**ACTIVITY**.
Wherever the word "screenshot" occurs in the lines below, copy the whole line.
:: GIVEN INFORMATION
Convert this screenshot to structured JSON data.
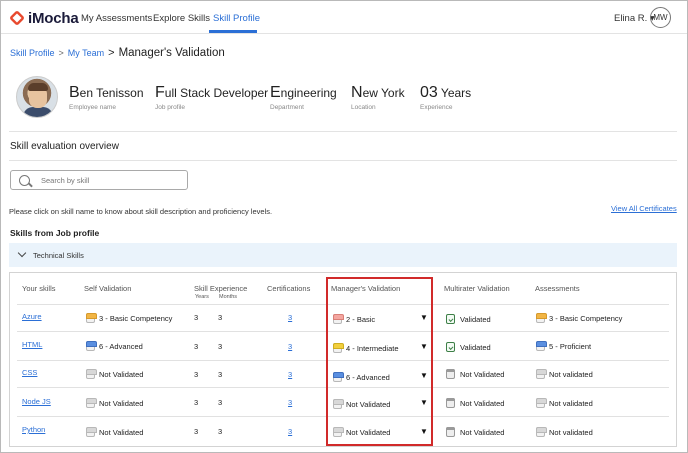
{
  "nav": {
    "logo": "iMocha",
    "links": [
      "My Assessments",
      "Explore Skills",
      "Skill Profile"
    ],
    "user": "Elina R. ▾",
    "avatar": "MW"
  },
  "breadcrumb": {
    "items": [
      "Skill Profile",
      "My Team"
    ],
    "sep1": ">",
    "sep2": ">",
    "current": "Manager's Validation"
  },
  "profile": {
    "name": {
      "initial": "B",
      "rest": "en Tenisson",
      "label": "Employee name"
    },
    "job": {
      "initial": "F",
      "rest": "ull Stack Developer",
      "label": "Job profile"
    },
    "dept": {
      "initial": "E",
      "rest": "ngineering",
      "label": "Department"
    },
    "location": {
      "initial": "N",
      "rest": "ew York",
      "label": "Location"
    },
    "experience": {
      "initial": "03",
      "rest": " Years",
      "label": "Experience"
    }
  },
  "overview": {
    "title": "Skill evaluation overview",
    "search_placeholder": "Search by skill",
    "hint": "Please click on skill name to know about skill description and proficiency levels.",
    "view_all": "View All Certificates",
    "skills_heading": "Skills from Job profile",
    "accordion_label": "Technical Skills"
  },
  "table": {
    "headers": {
      "skills": "Your skills",
      "self": "Self Validation",
      "experience": "Skill Experience",
      "years": "Years",
      "months": "Months",
      "certs": "Certifications",
      "manager": "Manager's Validation",
      "multirater": "Multirater Validation",
      "assessments": "Assessments"
    },
    "rows": [
      {
        "skill": "Azure",
        "self": "3 - Basic Competency",
        "years": "3",
        "months": "3",
        "certs": "3",
        "manager": "2 - Basic",
        "multirater": "Validated",
        "assessment": "3 - Basic Competency"
      },
      {
        "skill": "HTML",
        "self": "6 - Advanced",
        "years": "3",
        "months": "3",
        "certs": "3",
        "manager": "4 - Intermediate",
        "multirater": "Validated",
        "assessment": "5 - Proficient"
      },
      {
        "skill": "CSS",
        "self": "Not Validated",
        "years": "3",
        "months": "3",
        "certs": "3",
        "manager": "6 - Advanced",
        "multirater": "Not Validated",
        "assessment": "Not validated"
      },
      {
        "skill": "Node JS",
        "self": "Not Validated",
        "years": "3",
        "months": "3",
        "certs": "3",
        "manager": "Not Validated",
        "multirater": "Not Validated",
        "assessment": "Not validated"
      },
      {
        "skill": "Python",
        "self": "Not Validated",
        "years": "3",
        "months": "3",
        "certs": "3",
        "manager": "Not Validated",
        "multirater": "Not Validated",
        "assessment": "Not validated"
      }
    ],
    "caret": "▼"
  },
  "colors": {
    "accent": "#2b6fd6",
    "highlight": "#d12a2a",
    "level_basic": "#f2b544",
    "level_intermediate": "#f2cf3d",
    "level_advanced": "#5a8fe0",
    "level_low": "#f4a6a0"
  },
  "icons": [
    "search-icon",
    "chevron-down-icon",
    "proficiency-level-icon",
    "validated-check-icon",
    "not-validated-icon",
    "dropdown-caret-icon"
  ]
}
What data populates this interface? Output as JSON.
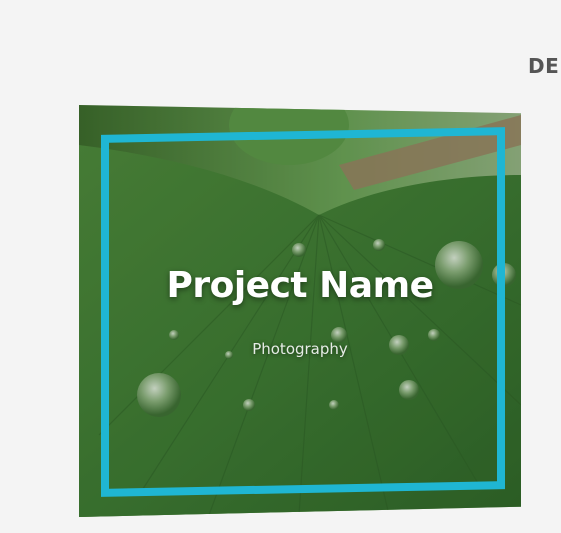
{
  "nav": {
    "partial_label": "DE"
  },
  "card": {
    "title": "Project Name",
    "subtitle": "Photography",
    "frame_color": "#1fb6d3"
  }
}
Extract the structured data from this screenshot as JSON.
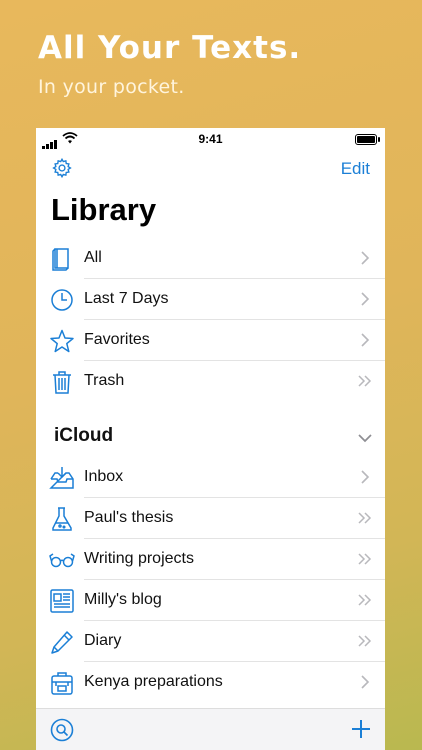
{
  "promo": {
    "title": "All Your Texts.",
    "subtitle": "In your pocket."
  },
  "status_bar": {
    "time": "9:41"
  },
  "nav": {
    "settings_icon": "gear-icon",
    "edit_label": "Edit"
  },
  "library": {
    "title": "Library",
    "items": [
      {
        "label": "All",
        "icon": "book-icon",
        "chevron": "single"
      },
      {
        "label": "Last 7 Days",
        "icon": "clock-icon",
        "chevron": "single"
      },
      {
        "label": "Favorites",
        "icon": "star-icon",
        "chevron": "single"
      },
      {
        "label": "Trash",
        "icon": "trash-icon",
        "chevron": "double"
      }
    ]
  },
  "icloud": {
    "title": "iCloud",
    "items": [
      {
        "label": "Inbox",
        "icon": "inbox-icon",
        "chevron": "single"
      },
      {
        "label": "Paul's thesis",
        "icon": "flask-icon",
        "chevron": "double"
      },
      {
        "label": "Writing projects",
        "icon": "glasses-icon",
        "chevron": "double"
      },
      {
        "label": "Milly's blog",
        "icon": "newspaper-icon",
        "chevron": "double"
      },
      {
        "label": "Diary",
        "icon": "pencil-icon",
        "chevron": "double"
      },
      {
        "label": "Kenya preparations",
        "icon": "backpack-icon",
        "chevron": "single"
      }
    ]
  },
  "toolbar": {
    "search_icon": "search-icon",
    "add_icon": "plus-icon"
  },
  "colors": {
    "accent": "#1b7fd6",
    "background_top": "#e8b85c",
    "background_bottom": "#b9b850"
  }
}
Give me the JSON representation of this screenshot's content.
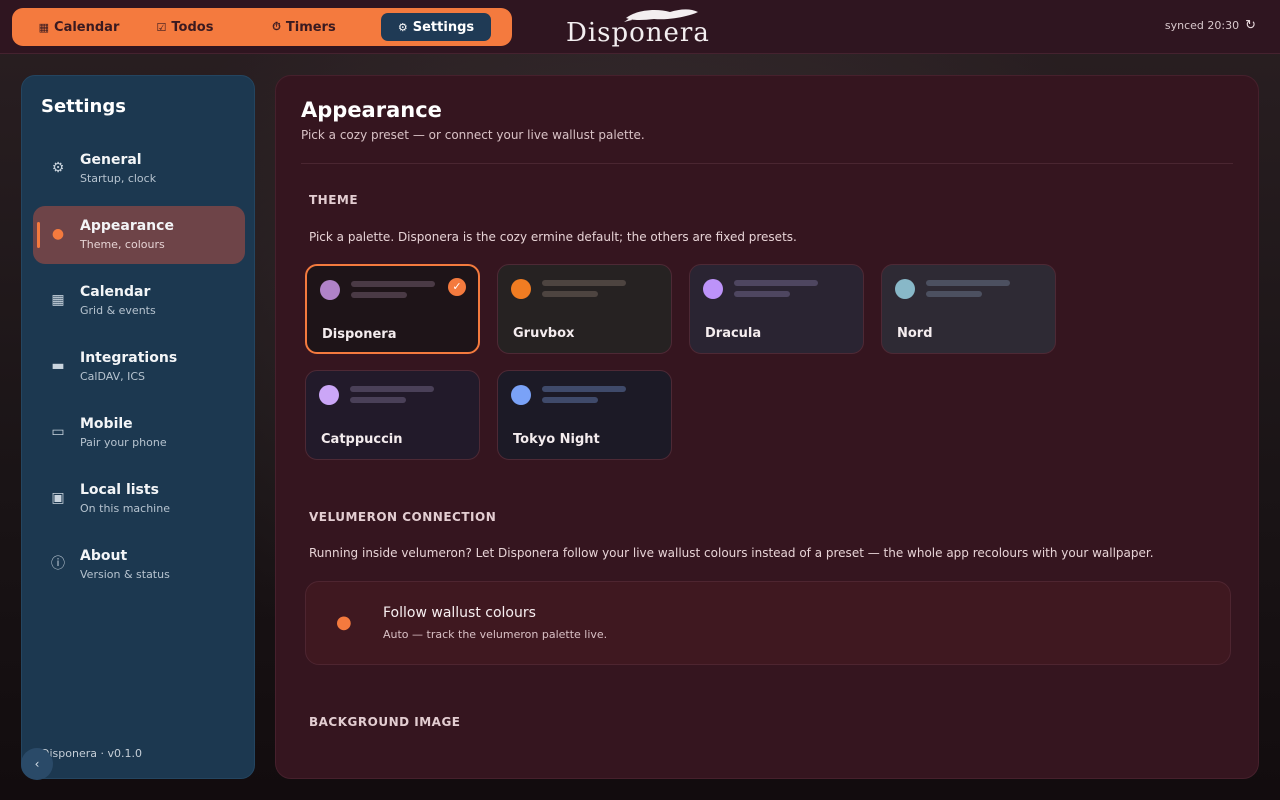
{
  "nav": {
    "tabs": [
      {
        "label": "Calendar",
        "icon": "calendar-icon"
      },
      {
        "label": "Todos",
        "icon": "check-square-icon"
      },
      {
        "label": "Timers",
        "icon": "stopwatch-icon"
      },
      {
        "label": "Settings",
        "icon": "gear-icon"
      }
    ],
    "active": "Settings"
  },
  "logo": {
    "text": "Disponera"
  },
  "sync": {
    "status": "synced 20:30"
  },
  "sidebar": {
    "title": "Settings",
    "items": [
      {
        "label": "General",
        "sub": "Startup, clock",
        "icon": "gear-icon"
      },
      {
        "label": "Appearance",
        "sub": "Theme, colours",
        "icon": "palette-icon"
      },
      {
        "label": "Calendar",
        "sub": "Grid & events",
        "icon": "calendar-icon"
      },
      {
        "label": "Integrations",
        "sub": "CalDAV, ICS",
        "icon": "monitor-icon"
      },
      {
        "label": "Mobile",
        "sub": "Pair your phone",
        "icon": "car-icon"
      },
      {
        "label": "Local lists",
        "sub": "On this machine",
        "icon": "folder-plus-icon"
      },
      {
        "label": "About",
        "sub": "Version & status",
        "icon": "info-icon"
      }
    ],
    "active": "Appearance",
    "footer": "Disponera · v0.1.0"
  },
  "main": {
    "title": "Appearance",
    "subtitle": "Pick a cozy preset — or connect your live wallust palette.",
    "theme": {
      "heading": "THEME",
      "description": "Pick a palette. Disponera is the cozy ermine default; the others are fixed presets.",
      "presets": [
        {
          "name": "Disponera",
          "dot": "#b082c8",
          "bg": "#1e1418",
          "bar": "#4a3a45",
          "selected": true
        },
        {
          "name": "Gruvbox",
          "dot": "#f07c22",
          "bg": "#262222",
          "bar": "#4d4440",
          "selected": false
        },
        {
          "name": "Dracula",
          "dot": "#bd93f9",
          "bg": "#2a2432",
          "bar": "#4e4660",
          "selected": false
        },
        {
          "name": "Nord",
          "dot": "#88b8c8",
          "bg": "#2e2a34",
          "bar": "#4c5060",
          "selected": false
        },
        {
          "name": "Catppuccin",
          "dot": "#cba6f7",
          "bg": "#221a2a",
          "bar": "#4a4058",
          "selected": false
        },
        {
          "name": "Tokyo Night",
          "dot": "#7aa2f7",
          "bg": "#1c1a26",
          "bar": "#3f4a6a",
          "selected": false
        }
      ]
    },
    "velumeron": {
      "heading": "VELUMERON CONNECTION",
      "description": "Running inside velumeron? Let Disponera follow your live wallust colours instead of a preset — the whole app recolours with your wallpaper.",
      "card_title": "Follow wallust colours",
      "card_sub": "Auto — track the velumeron palette live.",
      "icon": "palette-icon"
    },
    "background": {
      "heading": "BACKGROUND IMAGE"
    }
  },
  "colors": {
    "accent": "#f47a3e",
    "sidebar": "#1c3850",
    "panel": "#35151f"
  }
}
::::
**SOLUTION TO THE EXERCISE**.
Convert this screenshot to structured JSON data.
Extract the structured data from this screenshot as JSON.
Give me the JSON representation of this screenshot's content.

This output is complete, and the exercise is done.